On our honeymoon, we stumbled across what is apparently the only whisky distillery in New Zealand by sheer dumb luck. The distillery itself hasn’t been up and running for quite a few years, but all the stock was bought by another company and is still being packaged and sold. This means everything they have is very old, and very limited. I brought back a bottle of the 21 year old single malt for Whiskey Club, and decided to run with the theme by getting one single malt from 4 different places around the globe.
After finally finding SOMETHING made in the US (PA has a sad lack of American malted whisky available in stores), the four we settled on were:
1) South Island Single Malt 21 Year – New Zealand
2) Yamazaki 12 – Japan
3) The Dalmore 12 – Scotland
4) Hudson Single Malt – USA
We were a bit surprised by the results. The South Island Single Malt was good, but very mild with very little memorable character. Everyone agreed that they enjoyed it, but it was forgettable. The term “Sessionable Single Malt” was thrown around only half-jokingly.
The Dalmore wasn’t very well received. I’d never had it before, but more than one person opted to not finish their glass. It was astringent, and stronger than it should have been at such a low proof. Not one person stepped up to defend it. Universally panned. Granted, this is in the context of single malts. I wouldn’t hesitate to drink it over something like Johnny Walker.
The Yamazaki was the crowd favorite. More “Scotch” than the Scotch, It had a great flavor, nice burn and was just pleasant to drink. Everyone making a stink about Suntory buying Beam would really do well to try a glass of this. I’m willing to bet it would change their mind. It may not be a 1:1 comparison, but you can tell these are people that care about making a good whisky.

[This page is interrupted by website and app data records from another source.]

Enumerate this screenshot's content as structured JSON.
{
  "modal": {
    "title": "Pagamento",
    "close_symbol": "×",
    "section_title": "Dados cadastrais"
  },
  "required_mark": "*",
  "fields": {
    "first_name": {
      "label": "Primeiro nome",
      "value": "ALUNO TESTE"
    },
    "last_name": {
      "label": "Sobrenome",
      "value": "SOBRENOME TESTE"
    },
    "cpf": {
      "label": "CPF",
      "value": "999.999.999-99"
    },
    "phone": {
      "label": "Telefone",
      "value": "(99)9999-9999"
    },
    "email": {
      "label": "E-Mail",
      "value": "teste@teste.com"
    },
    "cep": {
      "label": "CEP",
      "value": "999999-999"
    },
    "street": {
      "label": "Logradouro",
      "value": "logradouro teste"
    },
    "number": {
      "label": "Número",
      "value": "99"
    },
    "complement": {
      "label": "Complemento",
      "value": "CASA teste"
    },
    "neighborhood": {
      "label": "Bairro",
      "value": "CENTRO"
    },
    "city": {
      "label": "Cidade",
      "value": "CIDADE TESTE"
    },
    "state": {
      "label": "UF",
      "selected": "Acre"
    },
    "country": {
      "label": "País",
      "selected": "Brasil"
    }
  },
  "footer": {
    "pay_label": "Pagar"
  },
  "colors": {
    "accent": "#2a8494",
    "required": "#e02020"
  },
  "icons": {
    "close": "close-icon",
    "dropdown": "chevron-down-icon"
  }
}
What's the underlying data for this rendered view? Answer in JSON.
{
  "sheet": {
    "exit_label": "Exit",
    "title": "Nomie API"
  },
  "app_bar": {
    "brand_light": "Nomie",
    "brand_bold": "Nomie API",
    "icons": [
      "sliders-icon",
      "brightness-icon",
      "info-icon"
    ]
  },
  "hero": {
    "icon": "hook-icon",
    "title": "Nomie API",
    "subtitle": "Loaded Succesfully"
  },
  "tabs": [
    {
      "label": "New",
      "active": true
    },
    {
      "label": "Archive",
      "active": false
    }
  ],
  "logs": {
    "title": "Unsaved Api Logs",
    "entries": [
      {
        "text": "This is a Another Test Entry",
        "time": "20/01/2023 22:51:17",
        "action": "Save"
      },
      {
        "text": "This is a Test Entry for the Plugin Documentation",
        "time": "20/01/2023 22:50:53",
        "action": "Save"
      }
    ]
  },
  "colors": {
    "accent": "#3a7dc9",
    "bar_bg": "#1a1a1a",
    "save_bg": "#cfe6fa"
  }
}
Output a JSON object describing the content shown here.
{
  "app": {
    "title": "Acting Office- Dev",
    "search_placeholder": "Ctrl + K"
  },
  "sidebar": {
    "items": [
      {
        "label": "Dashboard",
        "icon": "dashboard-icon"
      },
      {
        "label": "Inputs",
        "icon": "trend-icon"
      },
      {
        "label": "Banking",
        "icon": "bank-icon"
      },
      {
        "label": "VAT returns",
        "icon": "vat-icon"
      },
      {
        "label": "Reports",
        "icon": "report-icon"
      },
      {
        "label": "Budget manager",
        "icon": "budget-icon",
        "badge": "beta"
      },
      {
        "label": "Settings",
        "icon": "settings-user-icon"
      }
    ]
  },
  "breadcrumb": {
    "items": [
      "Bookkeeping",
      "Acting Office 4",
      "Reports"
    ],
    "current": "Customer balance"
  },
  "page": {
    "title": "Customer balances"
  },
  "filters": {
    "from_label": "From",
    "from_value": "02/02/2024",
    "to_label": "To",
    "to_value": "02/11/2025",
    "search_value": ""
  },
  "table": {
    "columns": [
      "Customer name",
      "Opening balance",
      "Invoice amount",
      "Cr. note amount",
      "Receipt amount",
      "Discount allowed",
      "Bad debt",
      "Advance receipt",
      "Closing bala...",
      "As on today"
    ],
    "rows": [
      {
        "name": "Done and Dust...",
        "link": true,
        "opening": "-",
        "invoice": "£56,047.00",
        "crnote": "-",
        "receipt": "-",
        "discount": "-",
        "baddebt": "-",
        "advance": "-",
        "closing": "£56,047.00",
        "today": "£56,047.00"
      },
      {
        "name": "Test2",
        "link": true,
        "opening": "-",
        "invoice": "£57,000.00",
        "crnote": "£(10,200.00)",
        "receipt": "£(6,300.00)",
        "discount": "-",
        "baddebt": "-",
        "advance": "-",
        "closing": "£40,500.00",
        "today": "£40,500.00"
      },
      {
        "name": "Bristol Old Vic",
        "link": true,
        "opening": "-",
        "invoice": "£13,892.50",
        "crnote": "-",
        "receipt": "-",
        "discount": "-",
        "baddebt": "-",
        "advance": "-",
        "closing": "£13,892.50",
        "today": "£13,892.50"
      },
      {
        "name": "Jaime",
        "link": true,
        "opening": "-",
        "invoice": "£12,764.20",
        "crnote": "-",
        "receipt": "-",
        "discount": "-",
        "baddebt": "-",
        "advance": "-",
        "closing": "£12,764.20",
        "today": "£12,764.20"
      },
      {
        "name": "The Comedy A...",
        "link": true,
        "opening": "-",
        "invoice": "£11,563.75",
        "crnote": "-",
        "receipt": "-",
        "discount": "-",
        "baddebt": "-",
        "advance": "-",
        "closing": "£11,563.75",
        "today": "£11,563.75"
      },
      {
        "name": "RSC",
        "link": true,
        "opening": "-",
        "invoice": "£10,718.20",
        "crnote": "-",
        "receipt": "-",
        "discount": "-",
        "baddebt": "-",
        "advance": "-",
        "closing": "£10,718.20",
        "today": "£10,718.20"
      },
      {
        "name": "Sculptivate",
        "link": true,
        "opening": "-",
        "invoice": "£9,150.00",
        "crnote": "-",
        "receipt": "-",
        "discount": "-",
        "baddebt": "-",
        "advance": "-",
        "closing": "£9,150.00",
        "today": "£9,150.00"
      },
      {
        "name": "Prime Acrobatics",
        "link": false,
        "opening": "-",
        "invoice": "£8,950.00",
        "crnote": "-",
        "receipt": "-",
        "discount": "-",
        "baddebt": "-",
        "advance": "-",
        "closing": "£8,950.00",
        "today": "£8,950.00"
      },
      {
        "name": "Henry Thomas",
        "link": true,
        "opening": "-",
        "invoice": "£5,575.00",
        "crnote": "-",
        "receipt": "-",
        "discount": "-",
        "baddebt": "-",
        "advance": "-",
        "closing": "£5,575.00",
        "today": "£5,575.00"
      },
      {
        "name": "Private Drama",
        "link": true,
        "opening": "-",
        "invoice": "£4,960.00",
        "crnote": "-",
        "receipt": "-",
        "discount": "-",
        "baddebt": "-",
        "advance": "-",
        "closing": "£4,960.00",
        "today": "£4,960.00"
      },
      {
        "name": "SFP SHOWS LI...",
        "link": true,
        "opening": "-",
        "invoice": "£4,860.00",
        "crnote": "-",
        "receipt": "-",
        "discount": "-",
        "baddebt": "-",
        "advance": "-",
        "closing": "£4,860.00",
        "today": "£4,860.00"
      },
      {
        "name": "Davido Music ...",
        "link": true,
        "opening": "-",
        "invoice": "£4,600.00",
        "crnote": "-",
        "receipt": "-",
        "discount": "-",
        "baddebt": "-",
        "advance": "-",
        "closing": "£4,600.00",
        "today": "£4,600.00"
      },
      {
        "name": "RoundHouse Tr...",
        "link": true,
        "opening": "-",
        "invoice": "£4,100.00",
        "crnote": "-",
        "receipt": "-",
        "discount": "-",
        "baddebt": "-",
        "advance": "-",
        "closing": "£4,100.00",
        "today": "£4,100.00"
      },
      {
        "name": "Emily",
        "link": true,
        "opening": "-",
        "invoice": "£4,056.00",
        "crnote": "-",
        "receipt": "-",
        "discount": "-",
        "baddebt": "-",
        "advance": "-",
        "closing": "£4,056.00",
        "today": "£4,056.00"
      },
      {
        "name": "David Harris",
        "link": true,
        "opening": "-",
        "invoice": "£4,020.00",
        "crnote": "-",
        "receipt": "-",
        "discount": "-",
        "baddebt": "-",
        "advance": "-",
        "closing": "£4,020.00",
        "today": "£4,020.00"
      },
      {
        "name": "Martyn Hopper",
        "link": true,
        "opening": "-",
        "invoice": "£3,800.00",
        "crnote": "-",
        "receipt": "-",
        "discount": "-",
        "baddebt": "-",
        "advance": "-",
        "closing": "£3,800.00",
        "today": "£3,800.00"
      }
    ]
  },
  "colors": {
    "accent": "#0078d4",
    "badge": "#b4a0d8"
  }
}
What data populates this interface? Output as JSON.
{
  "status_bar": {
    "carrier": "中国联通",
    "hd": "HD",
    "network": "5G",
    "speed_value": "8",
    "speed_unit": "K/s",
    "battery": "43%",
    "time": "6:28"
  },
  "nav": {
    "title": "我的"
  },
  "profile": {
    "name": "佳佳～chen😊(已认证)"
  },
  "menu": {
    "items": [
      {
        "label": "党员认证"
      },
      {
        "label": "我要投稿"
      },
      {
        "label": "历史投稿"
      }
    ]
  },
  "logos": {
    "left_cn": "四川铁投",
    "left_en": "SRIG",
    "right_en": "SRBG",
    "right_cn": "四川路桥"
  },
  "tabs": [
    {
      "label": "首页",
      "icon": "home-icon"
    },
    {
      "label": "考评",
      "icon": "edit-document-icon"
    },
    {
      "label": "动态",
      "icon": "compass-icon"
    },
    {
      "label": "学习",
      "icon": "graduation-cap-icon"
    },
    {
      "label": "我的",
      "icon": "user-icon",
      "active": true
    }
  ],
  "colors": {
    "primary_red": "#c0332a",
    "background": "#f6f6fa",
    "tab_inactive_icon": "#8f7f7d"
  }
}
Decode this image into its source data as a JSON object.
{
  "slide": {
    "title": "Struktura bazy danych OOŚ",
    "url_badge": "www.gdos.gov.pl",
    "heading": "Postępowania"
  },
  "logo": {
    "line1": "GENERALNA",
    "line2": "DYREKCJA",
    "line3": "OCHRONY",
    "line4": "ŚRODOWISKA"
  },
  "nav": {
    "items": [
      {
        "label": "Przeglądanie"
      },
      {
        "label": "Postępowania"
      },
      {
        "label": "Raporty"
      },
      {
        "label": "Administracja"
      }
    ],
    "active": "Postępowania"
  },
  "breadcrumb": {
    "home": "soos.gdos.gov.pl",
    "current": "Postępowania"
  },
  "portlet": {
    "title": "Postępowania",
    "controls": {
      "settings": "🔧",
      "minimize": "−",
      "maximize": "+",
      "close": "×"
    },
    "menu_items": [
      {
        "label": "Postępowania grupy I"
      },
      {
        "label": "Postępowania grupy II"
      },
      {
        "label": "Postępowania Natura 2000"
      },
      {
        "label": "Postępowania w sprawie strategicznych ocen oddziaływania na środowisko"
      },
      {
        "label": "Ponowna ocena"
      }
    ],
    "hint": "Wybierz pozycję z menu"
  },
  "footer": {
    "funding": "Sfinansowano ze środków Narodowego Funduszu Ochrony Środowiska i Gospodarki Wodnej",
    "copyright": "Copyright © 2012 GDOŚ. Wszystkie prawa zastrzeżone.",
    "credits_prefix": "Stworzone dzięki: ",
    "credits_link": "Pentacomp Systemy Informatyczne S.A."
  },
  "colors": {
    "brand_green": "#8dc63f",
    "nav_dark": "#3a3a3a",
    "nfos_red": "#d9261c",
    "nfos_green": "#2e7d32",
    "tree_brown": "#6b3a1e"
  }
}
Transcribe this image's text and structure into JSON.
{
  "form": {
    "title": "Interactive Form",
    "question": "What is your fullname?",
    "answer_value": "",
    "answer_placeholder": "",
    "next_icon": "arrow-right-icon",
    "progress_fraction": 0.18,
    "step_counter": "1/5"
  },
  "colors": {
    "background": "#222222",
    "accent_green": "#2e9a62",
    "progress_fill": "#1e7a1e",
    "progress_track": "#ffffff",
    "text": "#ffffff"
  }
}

Surprisingly, I found the Hudson the most interesting of the lot. I didn’t like the first sip, but warmed to it quickly. It smelled and tasted briny, almost like oysters, and of cinnamon. It wasn’t as harsh as I expected it to be after just 4 years in the barrel, but admittedly it didn’t taste exactly like a single malt. For all it’s odd flavors, it was almost a bridge between malted whisky and rye, with a boldness and sweetness not really common in the Scotch family. I may not always love what Hudson is making, but for a young producer, I really do like that they are erring on the side of interesting and bold and not trying to play the “micro-batch aging because we have science” card at every turn, opting for innovation over actual substance. I’m looking forward to seeing how the whiskeys evolve over time.
All in all, another successful meeting. I never cease to be amazed at what surprises me in the side-by-side tests. My favorite is almost never what I thought it would be.
In other news, Jen has a surplus of frozen smoothie fruit, which means it’s time for me to make some syrup. Hopefully I’ll have a cocktail experiment to post soon, especially if we’re going to get snowed in again. No better time to drink than when you’re trapped in your house.
SHORT VERSION: South Island Single Malt: smooth, drinkable, forgettable; The Dalmore: not fantastic; Yamazaki: predictably great; Hudson Single Malt: surprisingly interesting.